The company has opened up its Edge Canary channel to machines running Windows 7, Windows 8, and Windows 8.1. So, users of older Windows versions can finally try Microsoft’s latest browser on their PCs.
Microsoft currently maintains two release channels for its Edge browser. Canary builds are most likely to have bugs as they’re released almost daily by the development team.
The Edge Dev channel is where Microsoft releases new Edge Chromium builds every week. In a blog post announcing the update, Microsoft said it will open the Edge Dev Channel to older Windows versions in the coming days.
In the future, Microsoft will also launch a Beta channel for all platforms where it will update new builds every six weeks.
As far as the user experience is concerned, you’ll get it almost the same as you get on Edge Chromium on Windows 10. In the first look, the new Edge feels like a tweaked version of Google Chrome with a similar user interface.
However, you won’t find features like fluent design, setting tabs aside, etc. But as you start using the browser more, you start to notice the differences. Microsoft has said it will bring many of the original Edge features as the development continues.
It’s not just Windows
Last month, Microsoft officially announced the Edge Chromium Canary builds for Apple’s computers running the macOS. This is part of their wider push to fit their web browser on almost every other platform.
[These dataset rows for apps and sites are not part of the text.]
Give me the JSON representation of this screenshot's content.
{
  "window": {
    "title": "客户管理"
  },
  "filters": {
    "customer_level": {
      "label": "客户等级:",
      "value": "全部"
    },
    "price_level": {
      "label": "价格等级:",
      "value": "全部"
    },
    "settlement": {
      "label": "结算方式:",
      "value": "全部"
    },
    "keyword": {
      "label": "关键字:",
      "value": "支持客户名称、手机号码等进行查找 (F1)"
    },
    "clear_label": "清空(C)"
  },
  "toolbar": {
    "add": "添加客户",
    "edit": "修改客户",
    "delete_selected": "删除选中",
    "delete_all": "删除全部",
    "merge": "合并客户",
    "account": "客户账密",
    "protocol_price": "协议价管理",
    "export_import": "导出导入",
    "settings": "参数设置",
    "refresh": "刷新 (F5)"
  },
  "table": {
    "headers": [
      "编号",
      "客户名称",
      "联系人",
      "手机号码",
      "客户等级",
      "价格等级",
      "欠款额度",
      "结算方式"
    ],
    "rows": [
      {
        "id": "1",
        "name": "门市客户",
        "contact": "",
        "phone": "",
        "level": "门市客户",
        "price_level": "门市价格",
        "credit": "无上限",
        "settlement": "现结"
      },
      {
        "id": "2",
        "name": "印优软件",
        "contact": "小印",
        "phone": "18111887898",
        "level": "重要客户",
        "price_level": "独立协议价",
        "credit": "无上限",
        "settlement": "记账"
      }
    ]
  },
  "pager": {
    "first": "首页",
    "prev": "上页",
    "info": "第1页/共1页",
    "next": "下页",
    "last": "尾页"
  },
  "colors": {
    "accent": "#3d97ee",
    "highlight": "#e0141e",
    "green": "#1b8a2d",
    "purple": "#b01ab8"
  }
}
Talking about other platforms, the Edge Chromium preview builds are available for Android smartphones as well.
How was Edge Chromium born?
Initially, the Edge browser came to life with the release of Windows 10 in 2015. Just like Internet Explorer, it came pre-loaded on Windows 10. Still, not many people could convince themselves to use it over alternatives like Chrome and Firefox.
One big reason behind the slow adoption of Microsoft Edge was the lack of browser extensions. At one point, Edge had a total of 70 extensions that users could download. I assume the numbers haven’t increased much since then. By adding support for Chromium, Edge users will be able to install tons of extensions that exist on the Chrome Web Store.
Another reason was the fact that Edge used the home-baked EdgeHTML engine and was based on Microsoft’s Universal Windows Platform. It was an initiative taken by the company to unify the app experience across devices of different form factors and use cases.
UWP wasn’t supported on Windows 7 and Windows 8, and users couldn’t install Edge on their machines. Ultimately, Microsoft has pulled back on its UWP dreams, and that’s when it decided to use Chromium as the base for Edge. As you might know, Chromium is the open-source browser that fuels Google Chrome.
Hopefully, Edge Chromium will let Microsoft claim the browser supremacy it once had in the past.
Source: Windows Blog